[Interface dataset entries]
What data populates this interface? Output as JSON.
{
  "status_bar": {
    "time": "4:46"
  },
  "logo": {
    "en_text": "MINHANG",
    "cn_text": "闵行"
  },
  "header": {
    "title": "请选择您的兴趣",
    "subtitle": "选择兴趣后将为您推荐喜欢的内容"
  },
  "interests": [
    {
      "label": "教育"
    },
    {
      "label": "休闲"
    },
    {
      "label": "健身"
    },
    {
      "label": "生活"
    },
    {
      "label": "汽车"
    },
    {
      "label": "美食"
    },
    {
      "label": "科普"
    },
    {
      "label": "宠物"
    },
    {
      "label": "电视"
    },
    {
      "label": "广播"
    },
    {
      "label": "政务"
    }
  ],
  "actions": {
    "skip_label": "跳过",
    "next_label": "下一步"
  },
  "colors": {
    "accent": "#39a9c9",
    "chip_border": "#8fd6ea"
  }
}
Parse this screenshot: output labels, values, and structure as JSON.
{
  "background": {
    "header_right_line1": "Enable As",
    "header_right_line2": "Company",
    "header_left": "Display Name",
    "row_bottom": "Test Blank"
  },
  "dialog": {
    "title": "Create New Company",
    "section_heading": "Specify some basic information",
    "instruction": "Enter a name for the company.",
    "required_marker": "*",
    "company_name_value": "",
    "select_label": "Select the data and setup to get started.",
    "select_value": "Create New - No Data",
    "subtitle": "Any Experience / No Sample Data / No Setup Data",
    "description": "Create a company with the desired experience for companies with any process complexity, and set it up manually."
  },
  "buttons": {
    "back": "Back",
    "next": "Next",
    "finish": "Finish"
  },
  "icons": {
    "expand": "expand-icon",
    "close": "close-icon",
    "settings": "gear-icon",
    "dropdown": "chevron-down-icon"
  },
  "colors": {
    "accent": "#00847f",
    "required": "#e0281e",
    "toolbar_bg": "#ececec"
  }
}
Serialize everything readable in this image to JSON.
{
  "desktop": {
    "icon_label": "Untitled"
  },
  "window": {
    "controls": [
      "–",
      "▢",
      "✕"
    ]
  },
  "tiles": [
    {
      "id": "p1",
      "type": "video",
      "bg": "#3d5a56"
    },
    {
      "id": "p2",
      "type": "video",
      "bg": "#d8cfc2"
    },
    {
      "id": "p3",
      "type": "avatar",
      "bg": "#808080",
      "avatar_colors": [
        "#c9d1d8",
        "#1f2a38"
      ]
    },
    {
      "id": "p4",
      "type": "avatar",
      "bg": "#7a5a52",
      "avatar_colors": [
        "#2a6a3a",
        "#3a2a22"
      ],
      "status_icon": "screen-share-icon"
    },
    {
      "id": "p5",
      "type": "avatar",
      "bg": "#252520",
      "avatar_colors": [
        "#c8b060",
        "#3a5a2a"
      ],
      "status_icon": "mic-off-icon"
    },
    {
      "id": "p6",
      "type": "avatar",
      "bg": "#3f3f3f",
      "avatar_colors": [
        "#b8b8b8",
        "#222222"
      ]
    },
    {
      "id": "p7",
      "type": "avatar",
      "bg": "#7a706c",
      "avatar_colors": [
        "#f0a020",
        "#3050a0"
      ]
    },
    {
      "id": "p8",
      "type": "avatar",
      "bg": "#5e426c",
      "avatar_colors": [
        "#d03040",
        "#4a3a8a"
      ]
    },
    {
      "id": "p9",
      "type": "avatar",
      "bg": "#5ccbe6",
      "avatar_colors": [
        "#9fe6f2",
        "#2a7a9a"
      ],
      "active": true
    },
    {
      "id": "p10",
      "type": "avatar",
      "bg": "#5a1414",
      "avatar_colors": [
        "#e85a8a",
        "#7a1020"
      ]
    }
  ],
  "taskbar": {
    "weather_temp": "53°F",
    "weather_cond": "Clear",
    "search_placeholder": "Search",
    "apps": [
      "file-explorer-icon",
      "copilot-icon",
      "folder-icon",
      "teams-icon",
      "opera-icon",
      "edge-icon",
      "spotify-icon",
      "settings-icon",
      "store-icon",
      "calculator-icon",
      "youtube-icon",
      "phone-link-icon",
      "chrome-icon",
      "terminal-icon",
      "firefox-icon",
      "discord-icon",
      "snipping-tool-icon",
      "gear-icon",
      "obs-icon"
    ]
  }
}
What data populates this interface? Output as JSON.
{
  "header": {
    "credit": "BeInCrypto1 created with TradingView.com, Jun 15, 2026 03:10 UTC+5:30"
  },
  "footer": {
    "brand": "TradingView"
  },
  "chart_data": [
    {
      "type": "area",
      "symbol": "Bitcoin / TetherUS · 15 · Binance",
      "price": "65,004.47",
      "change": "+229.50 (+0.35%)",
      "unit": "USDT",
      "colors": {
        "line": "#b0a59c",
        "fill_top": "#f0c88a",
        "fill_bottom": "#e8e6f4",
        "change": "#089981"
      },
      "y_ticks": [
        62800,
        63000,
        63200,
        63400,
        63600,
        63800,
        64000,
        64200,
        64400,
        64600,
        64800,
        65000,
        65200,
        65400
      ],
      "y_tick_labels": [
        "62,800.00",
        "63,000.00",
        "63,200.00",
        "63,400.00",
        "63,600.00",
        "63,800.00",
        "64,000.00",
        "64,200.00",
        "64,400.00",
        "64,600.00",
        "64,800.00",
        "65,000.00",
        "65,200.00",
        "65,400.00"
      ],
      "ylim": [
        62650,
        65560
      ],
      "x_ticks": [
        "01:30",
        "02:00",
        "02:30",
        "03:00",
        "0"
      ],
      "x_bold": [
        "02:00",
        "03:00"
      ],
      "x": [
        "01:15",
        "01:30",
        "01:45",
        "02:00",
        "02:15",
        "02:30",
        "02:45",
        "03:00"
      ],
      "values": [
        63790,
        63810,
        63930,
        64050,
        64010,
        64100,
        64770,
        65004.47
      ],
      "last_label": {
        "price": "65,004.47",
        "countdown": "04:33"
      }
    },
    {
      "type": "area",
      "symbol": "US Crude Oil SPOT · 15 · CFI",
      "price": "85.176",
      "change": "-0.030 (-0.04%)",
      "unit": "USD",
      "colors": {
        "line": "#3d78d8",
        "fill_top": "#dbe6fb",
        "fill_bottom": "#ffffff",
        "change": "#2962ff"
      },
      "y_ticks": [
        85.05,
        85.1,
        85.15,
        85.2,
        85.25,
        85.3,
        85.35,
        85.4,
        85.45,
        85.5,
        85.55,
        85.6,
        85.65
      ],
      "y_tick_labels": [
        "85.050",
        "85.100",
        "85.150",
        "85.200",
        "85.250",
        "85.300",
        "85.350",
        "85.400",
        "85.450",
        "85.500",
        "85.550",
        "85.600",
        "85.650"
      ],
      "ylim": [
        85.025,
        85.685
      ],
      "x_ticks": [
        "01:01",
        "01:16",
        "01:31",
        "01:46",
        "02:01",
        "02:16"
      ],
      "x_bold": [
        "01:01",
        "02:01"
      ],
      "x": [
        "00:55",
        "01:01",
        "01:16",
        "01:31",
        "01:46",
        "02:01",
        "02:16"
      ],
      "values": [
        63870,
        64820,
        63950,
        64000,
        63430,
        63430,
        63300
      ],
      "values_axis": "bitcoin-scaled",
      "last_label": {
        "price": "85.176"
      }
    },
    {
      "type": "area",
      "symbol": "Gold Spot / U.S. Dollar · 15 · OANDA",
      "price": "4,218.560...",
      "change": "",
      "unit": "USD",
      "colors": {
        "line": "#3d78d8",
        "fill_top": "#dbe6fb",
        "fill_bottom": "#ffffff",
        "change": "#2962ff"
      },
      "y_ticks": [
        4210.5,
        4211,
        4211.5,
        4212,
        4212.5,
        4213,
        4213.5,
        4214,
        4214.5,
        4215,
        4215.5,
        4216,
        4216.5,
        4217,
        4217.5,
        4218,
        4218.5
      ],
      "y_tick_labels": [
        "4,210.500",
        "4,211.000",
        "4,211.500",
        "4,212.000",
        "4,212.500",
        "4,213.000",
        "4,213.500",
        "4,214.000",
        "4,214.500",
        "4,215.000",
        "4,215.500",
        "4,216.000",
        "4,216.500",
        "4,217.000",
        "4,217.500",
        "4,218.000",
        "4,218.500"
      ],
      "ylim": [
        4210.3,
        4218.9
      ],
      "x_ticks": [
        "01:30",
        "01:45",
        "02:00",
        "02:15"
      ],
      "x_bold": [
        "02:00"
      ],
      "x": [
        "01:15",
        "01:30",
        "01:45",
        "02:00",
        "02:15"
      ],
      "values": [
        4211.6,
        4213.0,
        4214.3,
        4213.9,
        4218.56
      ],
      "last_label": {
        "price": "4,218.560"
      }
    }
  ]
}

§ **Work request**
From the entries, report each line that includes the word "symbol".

§ **Task response**
      "symbol": "Bitcoin / TetherUS · 15 · Binance",
      "symbol": "US Crude Oil SPOT · 15 · CFI",
      "symbol": "Gold Spot / U.S. Dollar · 15 · OANDA",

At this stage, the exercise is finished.